Hendrik Hertzburg has the best commentary so far on the proposed Park51 mosque near Ground Zero in Manhattan, fittingly in the New Yorker. I can't add anything to his analysis, only emphasize the irony of Republicans who otherwise loathe New York and constantly complain about how they're enforcing their "liberal values" on "real America" suddenly rediscovering the sacredness of New York ground and decreeing what shall and shall not be built there. You can almost hear the thought: "why is New York hogging all the terrorism?"
I caught In the Shadow of the Moon the other night. It was excellent, a moving look back at the greatest achievement in the history of the human race. (Michael Collins was the de facto star, as he's the funniest of the Apollo astronauts.) On looking back, though, the biggest feeling I get is irritation about our current situation. To me the moon landing period seems like an age of titans compared to now. It was a time of huge problems: racism, civil rights, war, and the moon for starters. But at least people tried—and succeeded, sometimes—to do something about those problems.
Now the problems we are facing, particularly climate change, are arguably worse. But we can't seem to muster up the will to even admit they're problems. When the banking lobby took down the foreclosure bill (cramdown) they not only killed the bill, they got billions in new bailout money. I'll be surprised if we leave Afghanistan while I am alive (we're still in Germany, fer chrissakes). And climate change? Nothing even attempted.
But what gets us up in arms?

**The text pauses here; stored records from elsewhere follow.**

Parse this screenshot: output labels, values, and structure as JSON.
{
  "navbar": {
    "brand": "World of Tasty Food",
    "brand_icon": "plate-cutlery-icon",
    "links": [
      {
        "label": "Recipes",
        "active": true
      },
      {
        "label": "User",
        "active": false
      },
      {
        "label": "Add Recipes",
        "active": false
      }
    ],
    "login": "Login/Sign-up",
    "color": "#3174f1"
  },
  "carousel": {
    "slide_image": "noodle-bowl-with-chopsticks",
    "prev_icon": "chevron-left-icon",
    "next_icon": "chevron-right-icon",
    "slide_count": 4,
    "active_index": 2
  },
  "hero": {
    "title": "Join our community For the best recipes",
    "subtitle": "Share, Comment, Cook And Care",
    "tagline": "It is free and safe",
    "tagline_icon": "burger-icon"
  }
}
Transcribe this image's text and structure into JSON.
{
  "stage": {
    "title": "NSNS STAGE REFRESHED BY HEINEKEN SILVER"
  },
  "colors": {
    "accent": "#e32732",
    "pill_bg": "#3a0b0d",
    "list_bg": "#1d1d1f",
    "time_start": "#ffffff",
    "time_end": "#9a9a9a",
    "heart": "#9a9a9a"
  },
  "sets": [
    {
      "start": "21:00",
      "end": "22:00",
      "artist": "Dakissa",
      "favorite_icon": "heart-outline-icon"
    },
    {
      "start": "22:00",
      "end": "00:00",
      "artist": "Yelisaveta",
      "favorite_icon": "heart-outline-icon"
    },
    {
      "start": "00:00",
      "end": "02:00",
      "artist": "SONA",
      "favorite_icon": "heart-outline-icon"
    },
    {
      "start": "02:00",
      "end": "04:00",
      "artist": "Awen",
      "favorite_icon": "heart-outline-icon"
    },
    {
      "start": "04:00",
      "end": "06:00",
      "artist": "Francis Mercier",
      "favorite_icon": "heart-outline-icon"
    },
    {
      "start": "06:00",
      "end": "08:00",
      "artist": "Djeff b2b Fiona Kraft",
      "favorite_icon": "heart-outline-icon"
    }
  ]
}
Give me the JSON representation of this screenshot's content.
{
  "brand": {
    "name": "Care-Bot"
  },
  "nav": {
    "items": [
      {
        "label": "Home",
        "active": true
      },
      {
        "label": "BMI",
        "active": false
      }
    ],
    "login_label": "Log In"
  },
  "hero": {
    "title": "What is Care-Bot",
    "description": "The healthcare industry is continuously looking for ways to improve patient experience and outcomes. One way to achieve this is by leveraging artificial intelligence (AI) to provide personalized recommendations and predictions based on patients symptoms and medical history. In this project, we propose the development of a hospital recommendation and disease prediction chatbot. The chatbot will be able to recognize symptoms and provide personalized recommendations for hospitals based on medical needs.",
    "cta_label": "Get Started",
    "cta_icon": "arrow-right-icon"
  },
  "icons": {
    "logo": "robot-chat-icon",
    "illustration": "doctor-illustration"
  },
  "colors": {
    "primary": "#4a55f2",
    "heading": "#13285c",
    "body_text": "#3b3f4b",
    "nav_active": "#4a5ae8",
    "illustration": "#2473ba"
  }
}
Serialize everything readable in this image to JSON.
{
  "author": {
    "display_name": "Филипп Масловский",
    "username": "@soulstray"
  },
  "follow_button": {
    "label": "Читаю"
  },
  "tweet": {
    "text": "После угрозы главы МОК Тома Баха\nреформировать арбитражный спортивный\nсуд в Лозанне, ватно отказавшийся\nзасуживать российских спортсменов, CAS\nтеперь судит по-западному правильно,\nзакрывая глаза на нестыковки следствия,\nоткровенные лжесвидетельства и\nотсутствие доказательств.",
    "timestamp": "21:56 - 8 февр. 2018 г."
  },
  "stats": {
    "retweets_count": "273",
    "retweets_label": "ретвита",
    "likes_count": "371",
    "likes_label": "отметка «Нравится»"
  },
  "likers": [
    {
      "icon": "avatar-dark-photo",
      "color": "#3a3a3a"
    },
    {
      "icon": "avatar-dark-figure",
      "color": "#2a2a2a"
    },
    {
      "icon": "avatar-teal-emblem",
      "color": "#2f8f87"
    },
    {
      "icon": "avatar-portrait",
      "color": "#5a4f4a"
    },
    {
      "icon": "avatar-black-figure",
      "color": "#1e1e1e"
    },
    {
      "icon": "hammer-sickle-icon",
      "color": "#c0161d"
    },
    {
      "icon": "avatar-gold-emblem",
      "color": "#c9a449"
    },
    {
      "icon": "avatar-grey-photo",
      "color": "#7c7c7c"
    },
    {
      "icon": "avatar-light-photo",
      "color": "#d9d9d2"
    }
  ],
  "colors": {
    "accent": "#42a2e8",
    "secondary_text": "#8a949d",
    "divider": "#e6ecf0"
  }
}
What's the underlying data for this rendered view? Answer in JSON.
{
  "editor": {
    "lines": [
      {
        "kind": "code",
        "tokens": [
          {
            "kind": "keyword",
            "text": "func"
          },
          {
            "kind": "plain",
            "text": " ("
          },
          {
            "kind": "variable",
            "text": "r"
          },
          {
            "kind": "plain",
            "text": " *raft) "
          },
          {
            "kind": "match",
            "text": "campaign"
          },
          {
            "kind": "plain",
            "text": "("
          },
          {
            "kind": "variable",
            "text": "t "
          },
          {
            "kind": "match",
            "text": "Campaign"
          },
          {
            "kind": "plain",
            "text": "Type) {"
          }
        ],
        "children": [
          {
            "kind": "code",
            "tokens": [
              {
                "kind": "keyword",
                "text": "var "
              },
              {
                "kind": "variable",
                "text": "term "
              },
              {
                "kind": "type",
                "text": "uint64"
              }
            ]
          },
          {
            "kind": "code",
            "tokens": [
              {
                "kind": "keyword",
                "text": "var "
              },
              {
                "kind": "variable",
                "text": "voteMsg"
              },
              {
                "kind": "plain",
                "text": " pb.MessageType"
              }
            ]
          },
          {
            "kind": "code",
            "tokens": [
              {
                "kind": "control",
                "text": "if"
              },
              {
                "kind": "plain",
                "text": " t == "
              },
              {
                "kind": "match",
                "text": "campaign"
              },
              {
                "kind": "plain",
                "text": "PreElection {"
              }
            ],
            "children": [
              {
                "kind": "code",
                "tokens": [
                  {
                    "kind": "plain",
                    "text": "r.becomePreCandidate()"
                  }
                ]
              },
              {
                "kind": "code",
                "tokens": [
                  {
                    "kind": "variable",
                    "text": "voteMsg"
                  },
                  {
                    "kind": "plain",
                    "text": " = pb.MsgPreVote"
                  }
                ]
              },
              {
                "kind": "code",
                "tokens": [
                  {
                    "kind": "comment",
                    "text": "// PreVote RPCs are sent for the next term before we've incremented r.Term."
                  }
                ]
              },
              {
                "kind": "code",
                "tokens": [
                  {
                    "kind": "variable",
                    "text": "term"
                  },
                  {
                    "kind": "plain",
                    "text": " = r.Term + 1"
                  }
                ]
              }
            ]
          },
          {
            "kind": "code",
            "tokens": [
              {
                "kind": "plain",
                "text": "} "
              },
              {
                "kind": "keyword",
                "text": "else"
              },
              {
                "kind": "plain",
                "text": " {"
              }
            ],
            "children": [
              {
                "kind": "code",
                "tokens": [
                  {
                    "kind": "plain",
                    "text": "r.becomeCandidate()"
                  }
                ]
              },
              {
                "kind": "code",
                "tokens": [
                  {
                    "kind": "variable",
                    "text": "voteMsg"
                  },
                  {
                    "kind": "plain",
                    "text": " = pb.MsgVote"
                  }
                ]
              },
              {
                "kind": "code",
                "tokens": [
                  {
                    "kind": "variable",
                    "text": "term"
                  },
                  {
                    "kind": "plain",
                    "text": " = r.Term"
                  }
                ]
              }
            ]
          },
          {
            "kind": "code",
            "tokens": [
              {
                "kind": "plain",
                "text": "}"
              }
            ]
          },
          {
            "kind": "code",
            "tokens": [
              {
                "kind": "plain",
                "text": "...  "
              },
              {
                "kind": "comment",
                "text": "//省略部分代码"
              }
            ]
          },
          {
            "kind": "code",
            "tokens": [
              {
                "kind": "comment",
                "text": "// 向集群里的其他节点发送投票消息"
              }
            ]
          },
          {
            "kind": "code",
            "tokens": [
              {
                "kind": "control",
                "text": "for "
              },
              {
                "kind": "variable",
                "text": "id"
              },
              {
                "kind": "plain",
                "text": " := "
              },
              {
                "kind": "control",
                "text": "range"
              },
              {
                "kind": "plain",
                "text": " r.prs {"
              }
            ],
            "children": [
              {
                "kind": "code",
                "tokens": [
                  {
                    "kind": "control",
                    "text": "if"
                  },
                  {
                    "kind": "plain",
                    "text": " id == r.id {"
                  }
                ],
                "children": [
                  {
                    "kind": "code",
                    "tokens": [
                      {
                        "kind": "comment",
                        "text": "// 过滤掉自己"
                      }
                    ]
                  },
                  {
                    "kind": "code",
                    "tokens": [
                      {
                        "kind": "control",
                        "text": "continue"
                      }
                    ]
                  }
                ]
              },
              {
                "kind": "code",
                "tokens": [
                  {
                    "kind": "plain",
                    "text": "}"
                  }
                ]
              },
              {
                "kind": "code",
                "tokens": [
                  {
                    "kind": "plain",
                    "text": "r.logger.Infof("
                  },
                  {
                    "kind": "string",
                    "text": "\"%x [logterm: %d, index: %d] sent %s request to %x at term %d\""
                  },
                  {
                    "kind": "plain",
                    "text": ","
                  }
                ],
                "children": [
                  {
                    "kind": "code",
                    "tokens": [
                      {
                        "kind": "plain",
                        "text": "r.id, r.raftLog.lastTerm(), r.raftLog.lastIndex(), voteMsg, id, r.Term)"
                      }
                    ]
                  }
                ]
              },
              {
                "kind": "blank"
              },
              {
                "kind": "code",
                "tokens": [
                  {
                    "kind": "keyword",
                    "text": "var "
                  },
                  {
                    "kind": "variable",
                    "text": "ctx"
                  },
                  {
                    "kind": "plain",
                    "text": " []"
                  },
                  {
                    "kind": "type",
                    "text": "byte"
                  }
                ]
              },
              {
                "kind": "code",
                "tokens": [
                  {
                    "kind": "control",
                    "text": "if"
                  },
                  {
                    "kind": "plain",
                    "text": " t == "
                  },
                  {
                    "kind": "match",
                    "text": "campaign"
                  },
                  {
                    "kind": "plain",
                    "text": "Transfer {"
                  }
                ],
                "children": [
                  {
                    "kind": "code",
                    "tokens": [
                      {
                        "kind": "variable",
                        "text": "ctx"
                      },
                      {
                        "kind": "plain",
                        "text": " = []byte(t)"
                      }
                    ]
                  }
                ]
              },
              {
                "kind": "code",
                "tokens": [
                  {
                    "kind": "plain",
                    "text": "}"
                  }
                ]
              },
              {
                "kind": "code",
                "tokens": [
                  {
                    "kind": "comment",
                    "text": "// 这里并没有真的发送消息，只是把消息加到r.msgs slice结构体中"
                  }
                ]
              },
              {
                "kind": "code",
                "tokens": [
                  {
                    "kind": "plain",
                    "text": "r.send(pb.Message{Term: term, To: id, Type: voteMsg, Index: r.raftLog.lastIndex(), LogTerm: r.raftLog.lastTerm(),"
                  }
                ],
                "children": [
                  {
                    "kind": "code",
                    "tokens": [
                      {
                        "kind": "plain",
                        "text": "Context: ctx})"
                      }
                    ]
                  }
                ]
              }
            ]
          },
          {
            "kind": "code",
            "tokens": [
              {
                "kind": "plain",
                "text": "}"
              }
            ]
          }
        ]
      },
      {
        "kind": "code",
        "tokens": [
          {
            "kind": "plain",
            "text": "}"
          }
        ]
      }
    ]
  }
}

A mosque in New York, two blocks from Ground Zero. Run by a moderate Muslim, one of Osama bin Laden mortal enemies.
It's a miserably pathetic country.